THE TASK.
Lines below that include "title" are the answer; copy each one.

DATA TO PROCESS.
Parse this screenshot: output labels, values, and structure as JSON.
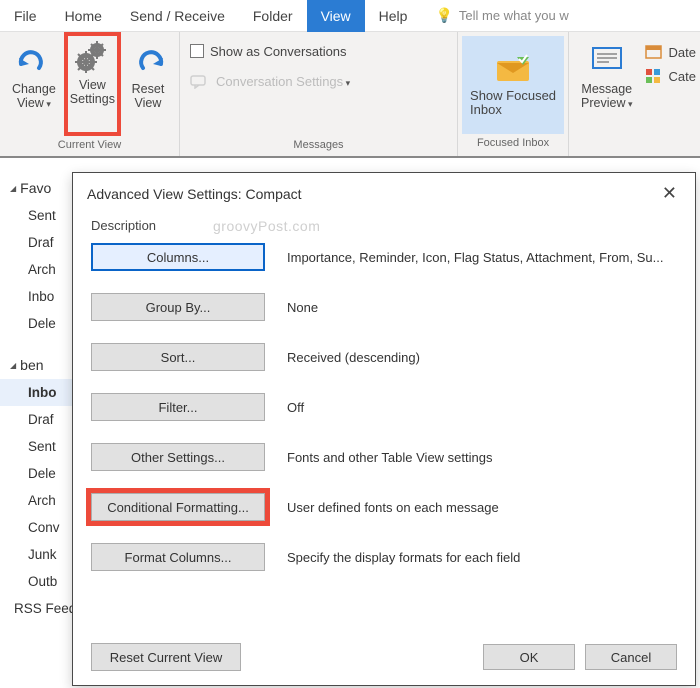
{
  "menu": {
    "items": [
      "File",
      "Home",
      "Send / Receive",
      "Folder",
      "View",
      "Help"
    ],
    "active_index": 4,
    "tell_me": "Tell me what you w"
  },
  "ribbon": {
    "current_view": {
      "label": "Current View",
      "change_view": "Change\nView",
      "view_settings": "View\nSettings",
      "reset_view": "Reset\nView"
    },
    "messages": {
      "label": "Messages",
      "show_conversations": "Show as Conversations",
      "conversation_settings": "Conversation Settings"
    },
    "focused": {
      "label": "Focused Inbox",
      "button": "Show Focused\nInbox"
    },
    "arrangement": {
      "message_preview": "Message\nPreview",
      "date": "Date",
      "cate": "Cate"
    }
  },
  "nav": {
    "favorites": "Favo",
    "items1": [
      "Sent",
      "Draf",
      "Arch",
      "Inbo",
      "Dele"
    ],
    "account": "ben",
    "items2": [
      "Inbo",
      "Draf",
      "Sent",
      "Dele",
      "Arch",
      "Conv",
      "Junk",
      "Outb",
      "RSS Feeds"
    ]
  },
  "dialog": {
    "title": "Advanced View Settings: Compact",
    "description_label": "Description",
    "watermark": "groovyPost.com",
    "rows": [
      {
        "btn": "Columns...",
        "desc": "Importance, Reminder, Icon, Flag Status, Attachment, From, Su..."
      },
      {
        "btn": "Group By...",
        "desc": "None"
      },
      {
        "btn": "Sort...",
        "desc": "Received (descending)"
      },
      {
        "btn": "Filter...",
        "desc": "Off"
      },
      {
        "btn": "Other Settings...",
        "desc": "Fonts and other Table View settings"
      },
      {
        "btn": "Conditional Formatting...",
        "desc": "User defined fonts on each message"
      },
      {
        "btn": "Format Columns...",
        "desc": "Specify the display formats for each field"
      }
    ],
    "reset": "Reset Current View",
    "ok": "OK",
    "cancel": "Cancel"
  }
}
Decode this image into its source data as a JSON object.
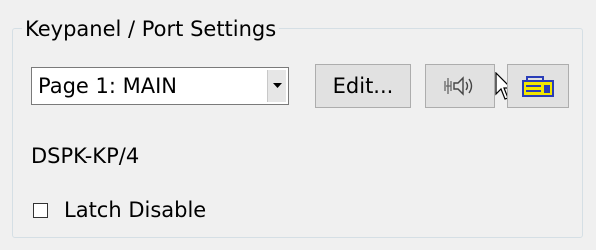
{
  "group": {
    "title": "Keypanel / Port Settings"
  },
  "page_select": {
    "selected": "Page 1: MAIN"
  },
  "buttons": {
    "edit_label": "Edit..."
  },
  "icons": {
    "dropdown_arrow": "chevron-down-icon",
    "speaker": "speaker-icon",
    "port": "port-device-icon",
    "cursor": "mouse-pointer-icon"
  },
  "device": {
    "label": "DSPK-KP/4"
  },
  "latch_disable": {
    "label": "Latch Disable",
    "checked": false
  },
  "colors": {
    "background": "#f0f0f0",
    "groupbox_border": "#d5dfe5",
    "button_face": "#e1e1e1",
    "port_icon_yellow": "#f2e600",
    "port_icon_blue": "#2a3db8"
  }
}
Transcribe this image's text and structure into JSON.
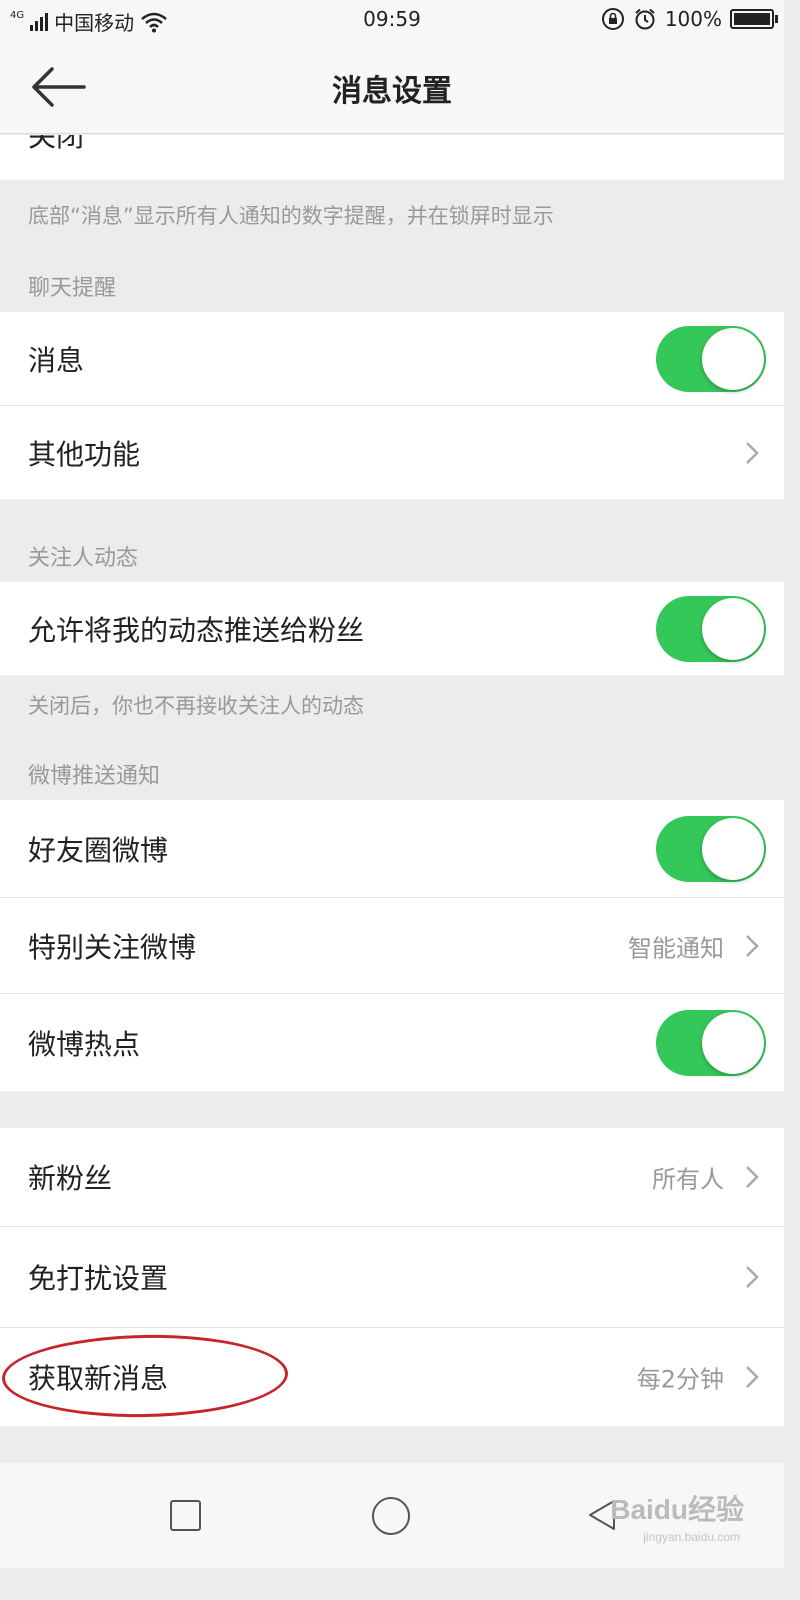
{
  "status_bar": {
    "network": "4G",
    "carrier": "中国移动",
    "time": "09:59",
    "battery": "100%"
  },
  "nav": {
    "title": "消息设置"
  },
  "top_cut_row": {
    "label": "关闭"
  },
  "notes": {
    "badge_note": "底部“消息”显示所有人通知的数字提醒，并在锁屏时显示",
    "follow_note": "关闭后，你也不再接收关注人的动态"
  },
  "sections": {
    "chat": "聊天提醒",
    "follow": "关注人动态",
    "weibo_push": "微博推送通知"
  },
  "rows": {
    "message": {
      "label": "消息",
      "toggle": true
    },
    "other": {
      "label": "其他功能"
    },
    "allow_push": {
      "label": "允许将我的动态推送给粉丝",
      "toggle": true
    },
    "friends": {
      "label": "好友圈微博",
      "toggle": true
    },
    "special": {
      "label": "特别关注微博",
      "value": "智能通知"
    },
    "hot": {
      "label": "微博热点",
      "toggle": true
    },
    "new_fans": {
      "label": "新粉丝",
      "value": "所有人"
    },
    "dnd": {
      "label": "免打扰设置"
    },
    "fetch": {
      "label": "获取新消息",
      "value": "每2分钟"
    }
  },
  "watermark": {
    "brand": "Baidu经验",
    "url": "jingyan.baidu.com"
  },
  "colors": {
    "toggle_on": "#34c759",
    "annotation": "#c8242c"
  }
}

FINISHED TASK.
    "title": "Advanced View Settings: Compact",
    "title": "Keypanel / Port Settings"
    "title": "消息设置"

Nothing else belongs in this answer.